By: Joshua Krause, The Daily Sheeple |
Pew Research recently surveyed a broad selection of Americans on the subject of offensive speech, and their findings do not bode well for the future of America. The respondents were asked if the government should step in to prevent speech that is offensive toward minorities, to which 28% of Americans agreed. Mind you, this wasn’t about speech that called for violence against minorities. It’s anything that could be deemed “offensive,” an increasingly vague and inclusive term in this day and age.
What was more shocking however, was how different generations of Americans thought about the issue. 40% of millennials aged 18-34 thought that the government should prevent people from saying these things, which appears to be the latest in a long-term trend that favors free speech restrictions. Only 12% of those between the ages of 70-87, 24% of those aged 51-69, and 27% of Americans aged 35-50, supported government restrictions.
When the statistics were broken down by education level, those with college degrees had the lowest support, whereas those who had a high school degree or less were the most supportive. Depending on how you look at that, it either suggests that younger Americans are less enthusiastic about free speech rights than the generation that came before, or those who want to restrict speech aren’t as educated.
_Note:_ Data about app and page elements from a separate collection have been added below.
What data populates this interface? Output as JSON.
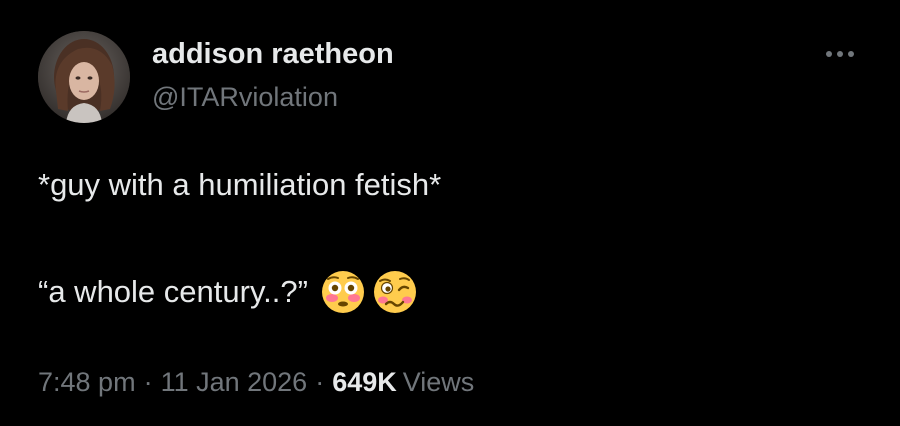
{
  "author": {
    "display_name": "addison raetheon",
    "handle": "@ITARviolation"
  },
  "tweet": {
    "line1": "*guy with a humiliation fetish*",
    "line2": "“a whole century..?”",
    "emojis": [
      "flushed-face",
      "woozy-face"
    ]
  },
  "meta": {
    "time": "7:48 pm",
    "separator": "·",
    "date": "11 Jan 2026",
    "views_count": "649K",
    "views_label": "Views"
  },
  "colors": {
    "background": "#000000",
    "primary_text": "#e7e9ea",
    "secondary_text": "#71767b",
    "emoji_yellow": "#ffcc4d"
  },
  "icons": {
    "more": "more-horizontal-icon"
  }
}
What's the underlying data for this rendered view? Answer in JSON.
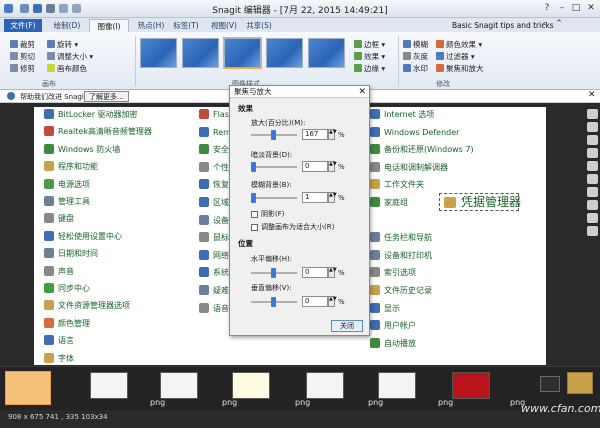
{
  "window": {
    "title": "Snagit 编辑器 - [7月 22, 2015 14:49:21]"
  },
  "tabs": [
    "文件(F)",
    "绘制(D)",
    "图像(I)",
    "热点(H)",
    "标签(T)",
    "视图(V)",
    "共享(S)"
  ],
  "help_text": "Basic Snagit tips and tricks",
  "ribbon": {
    "left_tools": [
      "裁剪",
      "旋转",
      "剪切",
      "调整大小",
      "修剪",
      "画布颜色"
    ],
    "group_canvas": "画布",
    "group_styles": "图像样式",
    "mid_tools": [
      "边框",
      "效果",
      "边缘"
    ],
    "right_tools": [
      "模糊",
      "颜色效果",
      "灰度",
      "过滤器",
      "水印",
      "聚焦和放大"
    ],
    "group_modify": "修改"
  },
  "info": {
    "text": "帮助我们改进 Snagit",
    "button": "了解更多..."
  },
  "canvas": {
    "col1": [
      "BitLocker 驱动器加密",
      "Realtek高清晰音频管理器",
      "Windows 防火墙",
      "程序和功能",
      "电源选项",
      "管理工具",
      "键盘",
      "轻松使用设置中心",
      "日期和时间",
      "声音",
      "同步中心",
      "文件资源管理器选项",
      "颜色管理",
      "语言",
      "字体"
    ],
    "col2": [
      "Flas",
      "Rem",
      "安全",
      "个性",
      "恢复",
      "区域",
      "设备",
      "鼠标",
      "网络",
      "系统",
      "疑难",
      "语音识别"
    ],
    "col3": [
      "Internet 选项",
      "Windows Defender",
      "备份和还原(Windows 7)",
      "电话和调制解调器",
      "工作文件夹",
      "家庭组",
      "凭据管理器",
      "任务栏和导航",
      "设备和打印机",
      "索引选项",
      "文件历史记录",
      "显示",
      "用户帐户",
      "自动播放"
    ],
    "highlight": "凭据管理器"
  },
  "dialog": {
    "title": "聚焦与放大",
    "close": "✕",
    "effects_label": "效果",
    "zoom_label": "放大(百分比)(M):",
    "zoom_value": "167",
    "dim_label": "暗淡背景(D):",
    "dim_value": "0",
    "blur_label": "模糊背景(B):",
    "blur_value": "1",
    "unit": "%",
    "shadow_label": "阴影(F)",
    "resize_label": "调整画布为适合大小(R)",
    "position_label": "位置",
    "hoffset_label": "水平偏移(H):",
    "hoffset_value": "0",
    "voffset_label": "垂直偏移(V):",
    "voffset_value": "0",
    "close_button": "关闭"
  },
  "tray": {
    "labels": [
      "png",
      "png",
      "png",
      "png",
      "png",
      "png",
      "png"
    ]
  },
  "status": "908 x 675    741 , 335  103x34",
  "watermark": "www.cfan.com.cn"
}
Pew also found that woman and minorities were more likely to support government intervention, as were Democrats and Independents.
The only good news to come out of the survey, is that Americans still support free speech more than the citizens of other nations. “Compared with people we surveyed in dozens of nations, Americans as a whole are less likely to favor the government being able to prevent speech of any kind.” However, given the trends that we see in this poll, it doesn’t sound like Americans will be very tolerant of free speech in the future.
Joshua Krause is a reporter, writer and researcher at The Daily Sheeple. He was born and raised in the Bay Area and is a freelance writer and author. You can follow Joshua’s reports at Facebook or on his personal Twitter. Joshua’s website is Strange Danger.